Exercise goal: Look through the material below and show every line with the word "bekendmakingen".

Supplied information:
= = =
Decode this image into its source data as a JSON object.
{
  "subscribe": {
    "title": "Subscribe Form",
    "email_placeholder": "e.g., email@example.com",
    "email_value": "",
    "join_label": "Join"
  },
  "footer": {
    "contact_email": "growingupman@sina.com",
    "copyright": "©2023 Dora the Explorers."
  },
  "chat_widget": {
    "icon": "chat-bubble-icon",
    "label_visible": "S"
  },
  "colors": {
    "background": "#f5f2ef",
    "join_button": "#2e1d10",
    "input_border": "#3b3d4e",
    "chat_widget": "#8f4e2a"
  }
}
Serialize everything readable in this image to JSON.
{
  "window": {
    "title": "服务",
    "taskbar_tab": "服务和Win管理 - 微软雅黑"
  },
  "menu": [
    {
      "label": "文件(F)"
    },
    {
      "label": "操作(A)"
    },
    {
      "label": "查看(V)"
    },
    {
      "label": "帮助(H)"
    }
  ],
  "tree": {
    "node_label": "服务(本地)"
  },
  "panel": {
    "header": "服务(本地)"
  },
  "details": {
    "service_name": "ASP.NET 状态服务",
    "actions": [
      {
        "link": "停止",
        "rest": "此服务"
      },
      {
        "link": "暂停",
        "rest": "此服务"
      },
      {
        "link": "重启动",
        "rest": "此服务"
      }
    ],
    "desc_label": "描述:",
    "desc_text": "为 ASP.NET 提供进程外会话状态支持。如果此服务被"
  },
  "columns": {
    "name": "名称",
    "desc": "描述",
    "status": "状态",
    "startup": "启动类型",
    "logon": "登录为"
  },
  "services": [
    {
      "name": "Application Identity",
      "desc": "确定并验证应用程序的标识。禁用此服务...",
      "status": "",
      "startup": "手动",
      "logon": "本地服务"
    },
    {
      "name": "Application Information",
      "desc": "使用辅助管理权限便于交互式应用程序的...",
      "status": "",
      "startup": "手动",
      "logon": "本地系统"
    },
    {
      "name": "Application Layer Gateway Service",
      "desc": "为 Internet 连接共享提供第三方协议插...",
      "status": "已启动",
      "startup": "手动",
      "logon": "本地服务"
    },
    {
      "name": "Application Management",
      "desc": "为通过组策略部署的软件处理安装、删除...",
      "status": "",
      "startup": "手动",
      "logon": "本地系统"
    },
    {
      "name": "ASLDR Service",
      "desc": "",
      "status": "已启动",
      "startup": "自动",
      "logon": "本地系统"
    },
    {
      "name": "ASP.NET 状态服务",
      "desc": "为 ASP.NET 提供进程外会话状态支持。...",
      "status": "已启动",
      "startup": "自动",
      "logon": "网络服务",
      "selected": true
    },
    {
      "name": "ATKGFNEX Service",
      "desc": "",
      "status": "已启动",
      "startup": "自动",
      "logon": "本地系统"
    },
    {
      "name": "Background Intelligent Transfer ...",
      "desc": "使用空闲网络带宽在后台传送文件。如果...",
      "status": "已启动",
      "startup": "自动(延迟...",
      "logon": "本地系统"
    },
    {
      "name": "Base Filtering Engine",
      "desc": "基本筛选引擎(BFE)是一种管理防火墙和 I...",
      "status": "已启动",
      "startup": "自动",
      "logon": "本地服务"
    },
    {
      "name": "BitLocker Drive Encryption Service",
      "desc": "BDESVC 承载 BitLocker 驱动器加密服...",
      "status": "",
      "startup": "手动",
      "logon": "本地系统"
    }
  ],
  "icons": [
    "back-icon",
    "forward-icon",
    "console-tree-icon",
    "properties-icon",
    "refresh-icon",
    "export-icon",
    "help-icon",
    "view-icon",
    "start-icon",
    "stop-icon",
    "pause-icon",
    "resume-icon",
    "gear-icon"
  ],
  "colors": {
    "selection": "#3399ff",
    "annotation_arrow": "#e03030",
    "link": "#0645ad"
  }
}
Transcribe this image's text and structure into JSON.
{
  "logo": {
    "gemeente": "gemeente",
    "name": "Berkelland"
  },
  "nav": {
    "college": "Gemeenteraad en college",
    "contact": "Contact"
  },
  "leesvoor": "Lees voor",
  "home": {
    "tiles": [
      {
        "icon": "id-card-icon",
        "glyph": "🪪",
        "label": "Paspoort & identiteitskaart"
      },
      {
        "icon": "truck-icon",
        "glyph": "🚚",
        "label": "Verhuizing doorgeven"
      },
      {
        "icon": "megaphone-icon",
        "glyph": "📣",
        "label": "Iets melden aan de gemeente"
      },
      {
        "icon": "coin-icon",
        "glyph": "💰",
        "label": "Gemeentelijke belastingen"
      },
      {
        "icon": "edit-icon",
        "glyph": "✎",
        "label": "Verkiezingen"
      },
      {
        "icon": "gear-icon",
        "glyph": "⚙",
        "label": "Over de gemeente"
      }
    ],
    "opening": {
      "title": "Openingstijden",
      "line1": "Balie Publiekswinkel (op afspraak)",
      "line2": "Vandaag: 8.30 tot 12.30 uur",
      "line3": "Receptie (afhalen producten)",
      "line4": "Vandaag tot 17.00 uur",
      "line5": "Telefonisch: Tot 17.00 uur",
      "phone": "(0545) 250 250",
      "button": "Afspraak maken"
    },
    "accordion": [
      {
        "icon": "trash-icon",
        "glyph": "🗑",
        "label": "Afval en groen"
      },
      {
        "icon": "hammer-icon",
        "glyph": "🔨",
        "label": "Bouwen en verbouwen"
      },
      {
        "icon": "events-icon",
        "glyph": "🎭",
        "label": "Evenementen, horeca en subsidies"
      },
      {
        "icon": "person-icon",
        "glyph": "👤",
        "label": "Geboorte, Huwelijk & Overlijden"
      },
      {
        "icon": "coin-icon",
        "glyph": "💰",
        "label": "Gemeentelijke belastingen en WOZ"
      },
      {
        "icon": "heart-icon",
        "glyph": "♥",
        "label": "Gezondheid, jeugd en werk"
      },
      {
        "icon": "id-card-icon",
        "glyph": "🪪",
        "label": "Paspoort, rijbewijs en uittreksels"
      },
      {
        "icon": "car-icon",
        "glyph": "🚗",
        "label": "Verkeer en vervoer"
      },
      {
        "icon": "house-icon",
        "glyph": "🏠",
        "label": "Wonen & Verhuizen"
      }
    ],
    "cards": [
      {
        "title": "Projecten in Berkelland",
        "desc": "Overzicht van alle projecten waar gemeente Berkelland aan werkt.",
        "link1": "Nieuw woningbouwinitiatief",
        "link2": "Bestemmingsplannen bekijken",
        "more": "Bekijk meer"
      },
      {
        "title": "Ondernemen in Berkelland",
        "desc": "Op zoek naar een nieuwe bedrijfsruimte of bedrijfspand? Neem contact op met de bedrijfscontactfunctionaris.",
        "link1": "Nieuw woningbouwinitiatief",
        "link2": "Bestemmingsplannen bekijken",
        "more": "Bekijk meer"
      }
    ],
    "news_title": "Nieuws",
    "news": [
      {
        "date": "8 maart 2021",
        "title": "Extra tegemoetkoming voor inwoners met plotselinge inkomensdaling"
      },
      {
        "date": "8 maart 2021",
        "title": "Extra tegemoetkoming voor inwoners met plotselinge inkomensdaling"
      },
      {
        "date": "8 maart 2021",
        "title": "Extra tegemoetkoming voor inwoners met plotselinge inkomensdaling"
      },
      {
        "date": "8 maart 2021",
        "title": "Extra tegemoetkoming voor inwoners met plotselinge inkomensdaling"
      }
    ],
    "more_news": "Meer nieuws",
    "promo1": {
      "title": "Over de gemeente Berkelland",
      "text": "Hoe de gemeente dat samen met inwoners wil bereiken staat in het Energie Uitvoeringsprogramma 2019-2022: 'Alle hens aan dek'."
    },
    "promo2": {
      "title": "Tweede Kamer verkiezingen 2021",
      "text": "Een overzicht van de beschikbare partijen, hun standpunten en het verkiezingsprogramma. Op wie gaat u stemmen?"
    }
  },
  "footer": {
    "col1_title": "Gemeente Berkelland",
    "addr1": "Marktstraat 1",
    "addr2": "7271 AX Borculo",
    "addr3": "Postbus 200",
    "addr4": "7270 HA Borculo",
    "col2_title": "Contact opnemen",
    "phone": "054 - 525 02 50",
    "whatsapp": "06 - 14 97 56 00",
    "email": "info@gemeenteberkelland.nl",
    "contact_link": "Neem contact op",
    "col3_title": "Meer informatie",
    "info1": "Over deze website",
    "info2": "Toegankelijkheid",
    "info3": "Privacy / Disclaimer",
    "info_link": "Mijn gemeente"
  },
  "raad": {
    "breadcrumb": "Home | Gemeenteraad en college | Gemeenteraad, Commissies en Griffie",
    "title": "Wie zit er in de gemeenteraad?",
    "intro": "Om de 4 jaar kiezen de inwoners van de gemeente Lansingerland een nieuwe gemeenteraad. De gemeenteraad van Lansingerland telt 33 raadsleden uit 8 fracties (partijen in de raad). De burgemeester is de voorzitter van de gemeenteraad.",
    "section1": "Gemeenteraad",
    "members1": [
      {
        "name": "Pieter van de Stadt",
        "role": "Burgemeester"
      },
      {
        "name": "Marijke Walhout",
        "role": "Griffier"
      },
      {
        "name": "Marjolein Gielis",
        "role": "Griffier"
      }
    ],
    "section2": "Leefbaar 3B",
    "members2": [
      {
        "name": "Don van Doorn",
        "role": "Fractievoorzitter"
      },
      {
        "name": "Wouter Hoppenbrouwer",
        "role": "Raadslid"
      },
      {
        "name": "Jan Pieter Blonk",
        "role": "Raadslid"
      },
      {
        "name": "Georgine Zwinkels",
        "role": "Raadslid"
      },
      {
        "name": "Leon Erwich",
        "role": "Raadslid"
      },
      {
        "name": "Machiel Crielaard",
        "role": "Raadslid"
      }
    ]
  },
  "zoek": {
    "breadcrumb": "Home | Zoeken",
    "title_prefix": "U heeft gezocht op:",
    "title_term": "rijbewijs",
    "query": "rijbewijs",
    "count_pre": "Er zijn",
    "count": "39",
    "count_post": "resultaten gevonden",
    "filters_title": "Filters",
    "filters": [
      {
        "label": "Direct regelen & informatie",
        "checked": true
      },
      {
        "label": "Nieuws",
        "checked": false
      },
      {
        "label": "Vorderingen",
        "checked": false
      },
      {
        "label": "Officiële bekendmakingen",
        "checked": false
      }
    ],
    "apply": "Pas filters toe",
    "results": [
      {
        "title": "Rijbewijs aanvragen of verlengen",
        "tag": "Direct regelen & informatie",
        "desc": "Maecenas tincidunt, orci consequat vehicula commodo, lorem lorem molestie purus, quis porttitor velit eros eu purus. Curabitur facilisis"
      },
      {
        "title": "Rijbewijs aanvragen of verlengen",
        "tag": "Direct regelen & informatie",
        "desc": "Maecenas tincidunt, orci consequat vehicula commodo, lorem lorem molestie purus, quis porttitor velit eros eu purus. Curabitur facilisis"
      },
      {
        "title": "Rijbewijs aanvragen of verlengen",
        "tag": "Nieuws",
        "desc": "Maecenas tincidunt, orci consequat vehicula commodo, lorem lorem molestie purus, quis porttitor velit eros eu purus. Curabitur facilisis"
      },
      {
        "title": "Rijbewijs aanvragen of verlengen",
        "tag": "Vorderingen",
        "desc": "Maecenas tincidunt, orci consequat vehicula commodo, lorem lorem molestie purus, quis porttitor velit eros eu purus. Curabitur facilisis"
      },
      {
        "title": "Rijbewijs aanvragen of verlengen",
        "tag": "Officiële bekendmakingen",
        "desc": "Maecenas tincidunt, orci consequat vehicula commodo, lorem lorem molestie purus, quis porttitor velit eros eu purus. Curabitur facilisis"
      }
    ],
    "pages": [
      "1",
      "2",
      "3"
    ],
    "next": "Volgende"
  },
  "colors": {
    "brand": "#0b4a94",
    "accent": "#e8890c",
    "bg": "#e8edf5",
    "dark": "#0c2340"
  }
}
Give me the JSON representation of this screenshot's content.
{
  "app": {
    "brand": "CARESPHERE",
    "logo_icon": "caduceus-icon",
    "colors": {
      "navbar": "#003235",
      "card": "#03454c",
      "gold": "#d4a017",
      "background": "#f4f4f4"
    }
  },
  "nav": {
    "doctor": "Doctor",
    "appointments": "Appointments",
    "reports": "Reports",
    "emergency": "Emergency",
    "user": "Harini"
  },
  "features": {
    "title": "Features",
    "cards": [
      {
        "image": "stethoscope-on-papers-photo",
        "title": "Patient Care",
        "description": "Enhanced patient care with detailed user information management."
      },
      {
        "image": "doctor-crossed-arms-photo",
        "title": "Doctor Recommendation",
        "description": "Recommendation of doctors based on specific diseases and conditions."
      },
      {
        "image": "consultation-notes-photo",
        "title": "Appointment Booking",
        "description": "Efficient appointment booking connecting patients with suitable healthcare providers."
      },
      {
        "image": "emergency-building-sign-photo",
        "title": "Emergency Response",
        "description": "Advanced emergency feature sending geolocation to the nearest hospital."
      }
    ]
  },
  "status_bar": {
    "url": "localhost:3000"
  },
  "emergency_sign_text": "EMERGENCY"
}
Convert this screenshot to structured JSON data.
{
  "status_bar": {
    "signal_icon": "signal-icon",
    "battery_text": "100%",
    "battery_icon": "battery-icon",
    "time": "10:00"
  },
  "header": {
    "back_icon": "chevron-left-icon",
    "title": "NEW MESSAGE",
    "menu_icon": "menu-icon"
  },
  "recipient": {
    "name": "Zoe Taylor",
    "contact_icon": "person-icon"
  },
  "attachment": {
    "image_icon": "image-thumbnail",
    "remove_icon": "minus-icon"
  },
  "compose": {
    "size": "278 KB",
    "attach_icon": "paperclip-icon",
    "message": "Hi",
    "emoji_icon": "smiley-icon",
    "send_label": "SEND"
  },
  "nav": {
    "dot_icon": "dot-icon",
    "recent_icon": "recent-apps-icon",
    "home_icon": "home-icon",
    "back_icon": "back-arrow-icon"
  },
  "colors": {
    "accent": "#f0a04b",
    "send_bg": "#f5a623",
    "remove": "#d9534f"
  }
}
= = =
Task result:
        "label": "Officiële bekendmakingen",
        "tag": "Officiële bekendmakingen",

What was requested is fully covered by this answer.